“Most people would look at an old pair of chopsticks and see nothing but trash. At a push, maybe something their kid could use in a school art project. Felix Böck saw desks, tables, chopping blocks, even dominos – and the basis of a thriving business that shows the circular economy in action.
Since 2016, Böck’s company ChopValue has been taking used bamboo chopsticks from restaurants in Canada and the US, and transforming them into attractive wooden tiles which are used in a range of furniture and homewares.
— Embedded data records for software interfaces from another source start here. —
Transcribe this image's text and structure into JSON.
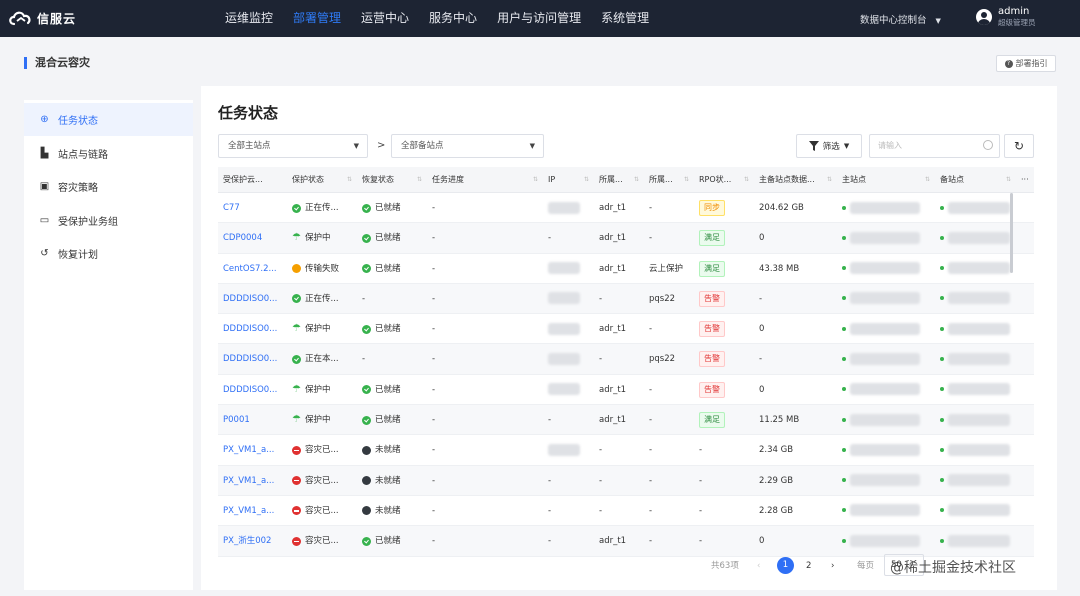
{
  "topbar": {
    "logo_text": "信服云",
    "nav": [
      "运维监控",
      "部署管理",
      "运营中心",
      "服务中心",
      "用户与访问管理",
      "系统管理"
    ],
    "active_nav": "部署管理",
    "datacenter_select": "数据中心控制台",
    "user_name": "admin",
    "user_role": "超级管理员"
  },
  "page": {
    "title": "混合云容灾",
    "guide_label": "部署指引"
  },
  "sidebar": {
    "items": [
      {
        "label": "任务状态",
        "icon": "task-status-icon",
        "active": true
      },
      {
        "label": "站点与链路",
        "icon": "site-link-icon",
        "active": false
      },
      {
        "label": "容灾策略",
        "icon": "policy-icon",
        "active": false
      },
      {
        "label": "受保护业务组",
        "icon": "folder-icon",
        "active": false
      },
      {
        "label": "恢复计划",
        "icon": "recovery-icon",
        "active": false
      }
    ]
  },
  "main": {
    "title": "任务状态",
    "primary_site_select": "全部主站点",
    "separator": ">",
    "backup_site_select": "全部备站点",
    "filter_label": "筛选",
    "search_placeholder": "请输入",
    "columns": [
      "受保护云...",
      "保护状态",
      "恢复状态",
      "任务进度",
      "IP",
      "所属...",
      "所属...",
      "RPO状...",
      "主备站点数据...",
      "主站点",
      "备站点",
      "···"
    ],
    "rows": [
      {
        "name": "C77",
        "protect": {
          "icon": "green",
          "text": "正在传..."
        },
        "recover": {
          "icon": "green",
          "text": "已就绪"
        },
        "progress": "-",
        "ip_blur": true,
        "owner1": "adr_t1",
        "owner2": "-",
        "rpo": {
          "text": "同步",
          "color": "orange"
        },
        "data": "204.62 GB"
      },
      {
        "name": "CDP0004",
        "protect": {
          "icon": "umbrella",
          "text": "保护中"
        },
        "recover": {
          "icon": "green",
          "text": "已就绪"
        },
        "progress": "-",
        "ip_blur": false,
        "ip": "-",
        "owner1": "adr_t1",
        "owner2": "-",
        "rpo": {
          "text": "满足",
          "color": "green"
        },
        "data": "0"
      },
      {
        "name": "CentOS7.2...",
        "protect": {
          "icon": "orange",
          "text": "传输失败"
        },
        "recover": {
          "icon": "green",
          "text": "已就绪"
        },
        "progress": "-",
        "ip_blur": true,
        "owner1": "adr_t1",
        "owner2": "云上保护",
        "rpo": {
          "text": "满足",
          "color": "green"
        },
        "data": "43.38 MB"
      },
      {
        "name": "DDDDISO0...",
        "protect": {
          "icon": "green",
          "text": "正在传..."
        },
        "recover": {
          "icon": "none",
          "text": "-"
        },
        "progress": "-",
        "ip_blur": true,
        "owner1": "-",
        "owner2": "pqs22",
        "rpo": {
          "text": "告警",
          "color": "red"
        },
        "data": "-"
      },
      {
        "name": "DDDDISO0...",
        "protect": {
          "icon": "umbrella",
          "text": "保护中"
        },
        "recover": {
          "icon": "green",
          "text": "已就绪"
        },
        "progress": "-",
        "ip_blur": true,
        "owner1": "adr_t1",
        "owner2": "-",
        "rpo": {
          "text": "告警",
          "color": "red"
        },
        "data": "0"
      },
      {
        "name": "DDDDISO0...",
        "protect": {
          "icon": "green",
          "text": "正在本..."
        },
        "recover": {
          "icon": "none",
          "text": "-"
        },
        "progress": "-",
        "ip_blur": true,
        "owner1": "-",
        "owner2": "pqs22",
        "rpo": {
          "text": "告警",
          "color": "red"
        },
        "data": "-"
      },
      {
        "name": "DDDDISO0...",
        "protect": {
          "icon": "umbrella",
          "text": "保护中"
        },
        "recover": {
          "icon": "green",
          "text": "已就绪"
        },
        "progress": "-",
        "ip_blur": true,
        "owner1": "adr_t1",
        "owner2": "-",
        "rpo": {
          "text": "告警",
          "color": "red"
        },
        "data": "0"
      },
      {
        "name": "P0001",
        "protect": {
          "icon": "umbrella",
          "text": "保护中"
        },
        "recover": {
          "icon": "green",
          "text": "已就绪"
        },
        "progress": "-",
        "ip_blur": false,
        "ip": "-",
        "owner1": "adr_t1",
        "owner2": "-",
        "rpo": {
          "text": "满足",
          "color": "green"
        },
        "data": "11.25 MB"
      },
      {
        "name": "PX_VM1_a...",
        "protect": {
          "icon": "red",
          "text": "容灾已..."
        },
        "recover": {
          "icon": "dark",
          "text": "未就绪"
        },
        "progress": "-",
        "ip_blur": true,
        "owner1": "-",
        "owner2": "-",
        "rpo": {
          "text": "-",
          "color": "none"
        },
        "data": "2.34 GB"
      },
      {
        "name": "PX_VM1_a...",
        "protect": {
          "icon": "red",
          "text": "容灾已..."
        },
        "recover": {
          "icon": "dark",
          "text": "未就绪"
        },
        "progress": "-",
        "ip_blur": false,
        "ip": "-",
        "owner1": "-",
        "owner2": "-",
        "rpo": {
          "text": "-",
          "color": "none"
        },
        "data": "2.29 GB"
      },
      {
        "name": "PX_VM1_a...",
        "protect": {
          "icon": "red",
          "text": "容灾已..."
        },
        "recover": {
          "icon": "dark",
          "text": "未就绪"
        },
        "progress": "-",
        "ip_blur": false,
        "ip": "-",
        "owner1": "-",
        "owner2": "-",
        "rpo": {
          "text": "-",
          "color": "none"
        },
        "data": "2.28 GB"
      },
      {
        "name": "PX_浙生002",
        "protect": {
          "icon": "red",
          "text": "容灾已..."
        },
        "recover": {
          "icon": "green",
          "text": "已就绪"
        },
        "progress": "-",
        "ip_blur": false,
        "ip": "-",
        "owner1": "adr_t1",
        "owner2": "-",
        "rpo": {
          "text": "-",
          "color": "none"
        },
        "data": "0"
      }
    ],
    "pager": {
      "total": "共63项",
      "prev": "‹",
      "pages": [
        "1",
        "2"
      ],
      "current": "1",
      "next": "›",
      "size_label": "每页",
      "size": "50"
    }
  },
  "watermark": "@稀土掘金技术社区",
  "colors": {
    "topbar": "#1d2433",
    "accent": "#2f6ff5",
    "ok": "#37b24d",
    "alarm": "#e03131"
  }
}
A simple idea, born from a passionate aversion to waste.
‘These chopsticks travel 6,000 miles to arrive on your dining table for 20 to 30 minutes,’ Böck told the Guardian. ‘You can’t possibly feel good about throwing them out afterwards.’
Giving trash a new life
Böck, who has a background in wood engineering in Germany, was studying for a PhD in structural bamboo composites in Vancouver when inspiration struck as he was eating his favourite meal – sushi.
‘I had an eye-opening moment when I connected the chopsticks I ate dinner with to the vast amount of under-utilized wood resources from demolished construction sites,’ he explained in an interview with Forbes. ‘I had been trying to implement a regional program to tackle urban wood waste, but it fell on deaf ears – so I thought the humble little chopstick was a more relatable resource to show how you can build viable business opportunities from resource efficiency.’
Böck developed a way of cleaning the used chopsticks, and using heat, steam and pressure to turn them into versatile blocks. He began partnering with local restaurants, which quickly overcame any scepticism and appreciated the value in turning their trash into something useful.
‘When you walk into a restaurant and you ask them to place a recycling bin for chopsticks, they still give you the exact same look as they gave me on day one,’ Böck told the Guardian. ‘I think it’s because it’s one of these little things that we neglect. But the moment someone reminds us of that problem that’s right in front of us, it creates that immediate “aha!” moment.’
View the whole story here: https://www.weforum.org/agenda/2021/01/recycle-chopsticks-furniture-circular-economy/